Throughout the lifetime of an average tire, 30 percent of it gets eroded away as cars zip around on city streets and brake for little old ladies. But the leftover particles don’t remain as streaks on a road. One study found that 1.5 million metric tons of this tire debris end up flowing out into the environment as microplastics or their diminutive cousins, nanoplastics.
Some of these tiny bits of tire—made up of synthetic rubber, oils, filling agents, etc.—end up in rivers and estuaries. And according to two new research papers, these bits can wreak havoc among the fish and invertebrates living in those bodies of water. According to Susanne M. Brander, an assistant professor at Oregon State University’s Fisheries, Wildlife, and Conservation Sciences Department, much of the current research on microplastics interacting with wildlife deals with the particles that come from a few different types of commercial plastics. Further, this field focuses more on microplastics—defined as anything under 5 millimeters—but “much less is known about nanoplastics,” she told Ars.
The researchers found that the presence of microplastics, nanoplastics, and the accompanying leachate—the chemicals released from them—hindered aquatic species’ ability to grow and impacted their swimming behavior, potentially making them more susceptible to predation.
“We know that they are out there”
Brander and her team began studying the effects of tire particles in rivers and coastal areas in 2019. One lab involved in the project focused on estuaries, looking at inland silverside fish and mysid shrimp for one paper. Another lab, which studies freshwater fish, used embryonic zebrafish and the crustacean Daphnia magna as the model organisms for the second paper.
The lab of Stacey Harper—one of the researchers—has the capacity to generate and isolate particles from different material. The lab can get the desired size on demand using a cryo-mill and various filtration processes. For the sake of the research papers, the team created microplastic particles between 1 and 20 microns in size and nanoparticles less than 1 micron. Though you can’t see the nanoparticles with the naked eye—and even seeing the microparticles would be a stretch—Brander said, “We know that they are out there.”
In the two labs, the team exposed organisms to the particles and the leachate that comes off of them. Brander noted that, because the organisms were in their young stage—and are just plain small to begin with—the team could introduce the particles to the subjects while they were swimming around in beakers.
In the freshwater tests, the researchers found that tire particles and leachate caused developmental abnormalities. Though the leachate was the main cause of toxicity in the two species, exposure to nanoparticles enhanced the problems.

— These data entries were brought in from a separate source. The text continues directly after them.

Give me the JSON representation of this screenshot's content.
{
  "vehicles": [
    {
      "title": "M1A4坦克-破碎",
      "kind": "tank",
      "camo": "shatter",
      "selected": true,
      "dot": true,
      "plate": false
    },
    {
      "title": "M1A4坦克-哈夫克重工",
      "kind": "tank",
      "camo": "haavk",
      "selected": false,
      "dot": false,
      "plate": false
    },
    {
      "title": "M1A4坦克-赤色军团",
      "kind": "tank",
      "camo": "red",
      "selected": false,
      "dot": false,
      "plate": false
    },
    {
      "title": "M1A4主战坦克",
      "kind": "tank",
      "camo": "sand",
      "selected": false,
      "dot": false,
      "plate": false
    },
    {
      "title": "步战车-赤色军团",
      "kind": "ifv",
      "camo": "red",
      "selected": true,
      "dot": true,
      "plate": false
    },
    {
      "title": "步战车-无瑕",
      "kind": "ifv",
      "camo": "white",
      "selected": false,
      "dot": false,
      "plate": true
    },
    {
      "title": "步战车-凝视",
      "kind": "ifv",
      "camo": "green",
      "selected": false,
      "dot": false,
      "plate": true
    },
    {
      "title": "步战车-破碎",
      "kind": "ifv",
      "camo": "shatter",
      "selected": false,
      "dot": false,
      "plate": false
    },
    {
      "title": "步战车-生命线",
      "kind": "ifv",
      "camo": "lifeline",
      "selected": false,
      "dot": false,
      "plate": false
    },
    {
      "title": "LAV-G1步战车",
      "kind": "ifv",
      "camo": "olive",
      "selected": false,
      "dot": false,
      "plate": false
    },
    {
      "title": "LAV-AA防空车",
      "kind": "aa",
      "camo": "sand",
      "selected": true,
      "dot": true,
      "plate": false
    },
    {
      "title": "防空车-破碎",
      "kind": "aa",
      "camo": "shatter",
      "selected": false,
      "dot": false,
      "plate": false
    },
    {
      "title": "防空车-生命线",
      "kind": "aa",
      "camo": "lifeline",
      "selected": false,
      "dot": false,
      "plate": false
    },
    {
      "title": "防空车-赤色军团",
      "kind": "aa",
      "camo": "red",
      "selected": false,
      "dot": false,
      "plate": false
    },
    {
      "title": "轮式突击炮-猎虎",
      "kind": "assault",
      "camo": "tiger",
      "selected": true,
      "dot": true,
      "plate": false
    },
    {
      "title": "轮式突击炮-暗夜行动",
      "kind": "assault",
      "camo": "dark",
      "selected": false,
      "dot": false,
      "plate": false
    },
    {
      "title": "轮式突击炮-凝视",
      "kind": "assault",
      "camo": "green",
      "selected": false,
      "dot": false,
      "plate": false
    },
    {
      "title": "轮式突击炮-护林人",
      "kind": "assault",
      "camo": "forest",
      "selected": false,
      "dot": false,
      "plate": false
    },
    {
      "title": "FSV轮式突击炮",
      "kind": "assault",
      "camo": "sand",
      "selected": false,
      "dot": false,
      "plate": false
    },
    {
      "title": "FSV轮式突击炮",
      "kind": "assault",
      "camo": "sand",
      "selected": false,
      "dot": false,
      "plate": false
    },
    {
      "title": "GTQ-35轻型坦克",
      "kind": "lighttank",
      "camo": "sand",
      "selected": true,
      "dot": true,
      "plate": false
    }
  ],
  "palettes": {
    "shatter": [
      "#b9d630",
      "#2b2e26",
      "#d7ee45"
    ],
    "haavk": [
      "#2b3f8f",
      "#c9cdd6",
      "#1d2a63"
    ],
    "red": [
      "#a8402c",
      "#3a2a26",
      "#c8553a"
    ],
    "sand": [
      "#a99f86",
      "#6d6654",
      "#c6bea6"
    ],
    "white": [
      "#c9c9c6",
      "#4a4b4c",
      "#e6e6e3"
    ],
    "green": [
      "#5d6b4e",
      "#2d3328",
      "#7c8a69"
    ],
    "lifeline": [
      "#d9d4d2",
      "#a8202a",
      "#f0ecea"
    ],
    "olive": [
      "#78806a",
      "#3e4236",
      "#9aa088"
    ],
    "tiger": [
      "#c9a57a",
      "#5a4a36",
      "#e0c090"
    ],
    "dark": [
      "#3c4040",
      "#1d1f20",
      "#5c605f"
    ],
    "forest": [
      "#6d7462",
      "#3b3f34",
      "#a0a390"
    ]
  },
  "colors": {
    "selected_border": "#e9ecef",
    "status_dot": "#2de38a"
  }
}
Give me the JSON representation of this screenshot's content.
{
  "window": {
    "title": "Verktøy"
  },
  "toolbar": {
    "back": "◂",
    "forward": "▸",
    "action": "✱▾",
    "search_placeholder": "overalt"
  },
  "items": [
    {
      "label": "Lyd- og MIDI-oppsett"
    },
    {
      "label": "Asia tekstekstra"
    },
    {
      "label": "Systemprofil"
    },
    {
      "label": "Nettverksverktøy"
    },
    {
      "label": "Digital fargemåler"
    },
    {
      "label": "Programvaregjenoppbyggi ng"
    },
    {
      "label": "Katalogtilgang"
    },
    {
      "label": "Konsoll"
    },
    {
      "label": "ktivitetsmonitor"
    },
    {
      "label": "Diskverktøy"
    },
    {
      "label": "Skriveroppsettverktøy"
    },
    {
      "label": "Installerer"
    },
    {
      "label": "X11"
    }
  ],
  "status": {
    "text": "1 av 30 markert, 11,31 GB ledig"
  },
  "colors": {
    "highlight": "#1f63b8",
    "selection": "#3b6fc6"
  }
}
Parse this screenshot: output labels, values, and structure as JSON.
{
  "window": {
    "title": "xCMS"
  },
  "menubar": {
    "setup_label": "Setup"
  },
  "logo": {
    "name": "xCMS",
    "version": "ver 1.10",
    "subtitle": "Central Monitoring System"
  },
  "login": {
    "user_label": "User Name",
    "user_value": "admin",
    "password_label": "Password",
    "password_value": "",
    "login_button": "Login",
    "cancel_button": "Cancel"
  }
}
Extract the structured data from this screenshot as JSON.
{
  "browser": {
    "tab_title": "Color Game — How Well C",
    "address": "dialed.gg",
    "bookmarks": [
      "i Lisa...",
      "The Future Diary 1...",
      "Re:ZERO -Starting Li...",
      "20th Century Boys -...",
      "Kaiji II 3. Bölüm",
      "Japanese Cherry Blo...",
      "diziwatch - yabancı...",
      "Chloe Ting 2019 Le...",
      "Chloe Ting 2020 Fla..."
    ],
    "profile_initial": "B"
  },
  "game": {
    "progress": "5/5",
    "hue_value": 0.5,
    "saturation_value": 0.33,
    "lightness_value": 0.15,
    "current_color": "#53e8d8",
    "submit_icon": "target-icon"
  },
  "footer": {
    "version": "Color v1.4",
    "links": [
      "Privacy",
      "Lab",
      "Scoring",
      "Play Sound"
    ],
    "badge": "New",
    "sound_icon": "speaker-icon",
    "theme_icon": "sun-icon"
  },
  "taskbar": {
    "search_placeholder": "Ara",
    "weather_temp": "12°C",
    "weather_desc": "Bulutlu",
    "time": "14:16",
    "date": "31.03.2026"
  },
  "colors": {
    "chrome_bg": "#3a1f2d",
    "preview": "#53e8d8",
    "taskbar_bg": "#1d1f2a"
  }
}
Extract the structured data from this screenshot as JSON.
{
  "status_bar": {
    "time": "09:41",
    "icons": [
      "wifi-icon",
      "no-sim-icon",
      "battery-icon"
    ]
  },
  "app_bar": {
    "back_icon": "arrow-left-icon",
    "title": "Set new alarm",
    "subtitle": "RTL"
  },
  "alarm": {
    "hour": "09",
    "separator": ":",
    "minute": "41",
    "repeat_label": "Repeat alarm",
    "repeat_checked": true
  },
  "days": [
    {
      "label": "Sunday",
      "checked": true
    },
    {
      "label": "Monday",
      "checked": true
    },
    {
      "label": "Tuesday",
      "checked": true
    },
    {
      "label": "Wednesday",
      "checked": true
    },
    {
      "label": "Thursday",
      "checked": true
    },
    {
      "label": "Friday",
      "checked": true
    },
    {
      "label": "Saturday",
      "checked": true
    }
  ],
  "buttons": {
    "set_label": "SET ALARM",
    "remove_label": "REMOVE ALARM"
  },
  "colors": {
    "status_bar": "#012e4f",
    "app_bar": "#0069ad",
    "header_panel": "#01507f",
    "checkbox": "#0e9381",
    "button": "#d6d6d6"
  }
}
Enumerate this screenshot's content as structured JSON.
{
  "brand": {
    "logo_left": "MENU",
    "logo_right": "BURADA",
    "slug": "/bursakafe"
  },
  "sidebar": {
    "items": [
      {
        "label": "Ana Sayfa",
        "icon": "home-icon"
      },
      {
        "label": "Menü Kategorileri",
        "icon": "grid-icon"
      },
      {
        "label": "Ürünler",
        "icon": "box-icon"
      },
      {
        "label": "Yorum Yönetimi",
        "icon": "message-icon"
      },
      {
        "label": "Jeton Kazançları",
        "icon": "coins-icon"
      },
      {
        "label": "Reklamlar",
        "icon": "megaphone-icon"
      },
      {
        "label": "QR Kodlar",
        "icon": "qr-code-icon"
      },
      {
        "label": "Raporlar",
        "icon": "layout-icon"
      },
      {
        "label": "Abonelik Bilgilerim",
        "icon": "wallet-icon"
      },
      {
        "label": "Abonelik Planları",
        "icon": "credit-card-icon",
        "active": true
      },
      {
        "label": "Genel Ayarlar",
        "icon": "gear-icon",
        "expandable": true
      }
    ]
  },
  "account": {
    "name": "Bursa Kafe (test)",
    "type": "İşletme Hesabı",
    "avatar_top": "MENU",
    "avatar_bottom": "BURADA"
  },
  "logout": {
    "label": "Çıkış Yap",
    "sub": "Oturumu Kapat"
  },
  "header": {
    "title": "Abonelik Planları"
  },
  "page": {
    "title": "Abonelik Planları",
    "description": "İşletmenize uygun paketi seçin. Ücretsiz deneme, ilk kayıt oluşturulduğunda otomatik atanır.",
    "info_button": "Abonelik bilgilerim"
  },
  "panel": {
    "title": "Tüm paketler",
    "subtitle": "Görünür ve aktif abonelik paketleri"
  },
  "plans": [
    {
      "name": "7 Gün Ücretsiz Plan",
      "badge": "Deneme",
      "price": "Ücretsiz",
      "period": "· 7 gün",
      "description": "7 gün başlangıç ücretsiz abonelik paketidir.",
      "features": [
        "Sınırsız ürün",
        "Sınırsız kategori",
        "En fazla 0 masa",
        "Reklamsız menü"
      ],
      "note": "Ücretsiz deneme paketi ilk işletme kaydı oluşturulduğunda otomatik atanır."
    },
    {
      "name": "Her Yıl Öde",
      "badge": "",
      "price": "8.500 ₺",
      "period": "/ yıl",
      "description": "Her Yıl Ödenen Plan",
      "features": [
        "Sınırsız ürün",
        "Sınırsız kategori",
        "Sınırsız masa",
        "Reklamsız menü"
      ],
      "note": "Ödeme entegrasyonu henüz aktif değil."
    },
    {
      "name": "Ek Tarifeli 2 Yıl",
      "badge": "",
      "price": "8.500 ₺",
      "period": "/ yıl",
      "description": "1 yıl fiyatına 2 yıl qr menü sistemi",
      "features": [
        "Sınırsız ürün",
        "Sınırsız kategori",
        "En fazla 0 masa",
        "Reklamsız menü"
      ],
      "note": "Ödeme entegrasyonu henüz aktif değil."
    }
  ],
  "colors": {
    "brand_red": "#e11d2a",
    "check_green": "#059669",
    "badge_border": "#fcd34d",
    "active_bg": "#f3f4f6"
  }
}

In the saltwater tests, the team found that organisms had altered swimming behaviors after being exposed to concentrations of material regularly found in nature. The creatures tended to freeze in place more often, and their positioning changed compared to organisms that weren’t exposed. This, in turn, could make them easier prey. The subjects also experienced reduced growth—though the leachate didn’t seem to impact the growth of either species examined.
Brander noted that the team also recreated the experiments with different levels of salinity and found that more saline water tended to increase the amount of the particles the organisms ingested. This could be because things float better in saltier water, so the particles wouldn’t sink to the bottom. Another possibility is that the salt could cause the nanoparticles to clump together. This could mean the organisms ingest larger clusters of particles or, possibly, that the species might mistake a clump for a bit of food more often.
Don’t keep rollin’ rollin’ rollin’
Brander noted that, while the research focused on the US, it could hold true for other places around the world. She added that, in the case of the leachate, the chemicals could be ingested by smaller species and bioaccumulate up the food chain—though this may not hold true for the particles, as they can be excreted fairly quickly if they aren’t too large.
Plastics in waterways is a growing concern around the globe. Recently, nearly 200 UN member states have agreed to begin negotiating an international plastics treaty to tackle this issue. But dealing with plastics from tires is tricky, Brander said. However, she pointed to California’s statewide microplastics strategy as an example of what could be done in other jurisdictions. (Brander is a co-chair on one of the scientific advisory committees that helped develop the Golden State’s strategy.)
One tactic used in the state is simply creating better, more durable tires that don’t shed as much as their cheaper peers. Another is investing more in public transit to cut down on the number of cars on the road. California is also testing out catchment strategies—compartments around roads that fill up with the particles and the storm water that carries them, keeping them from the rivers and estuaries. However, these strategies have not been widely adopted in the US just yet. “I imagine those will be considered elsewhere—hopefully soon,” Brander said.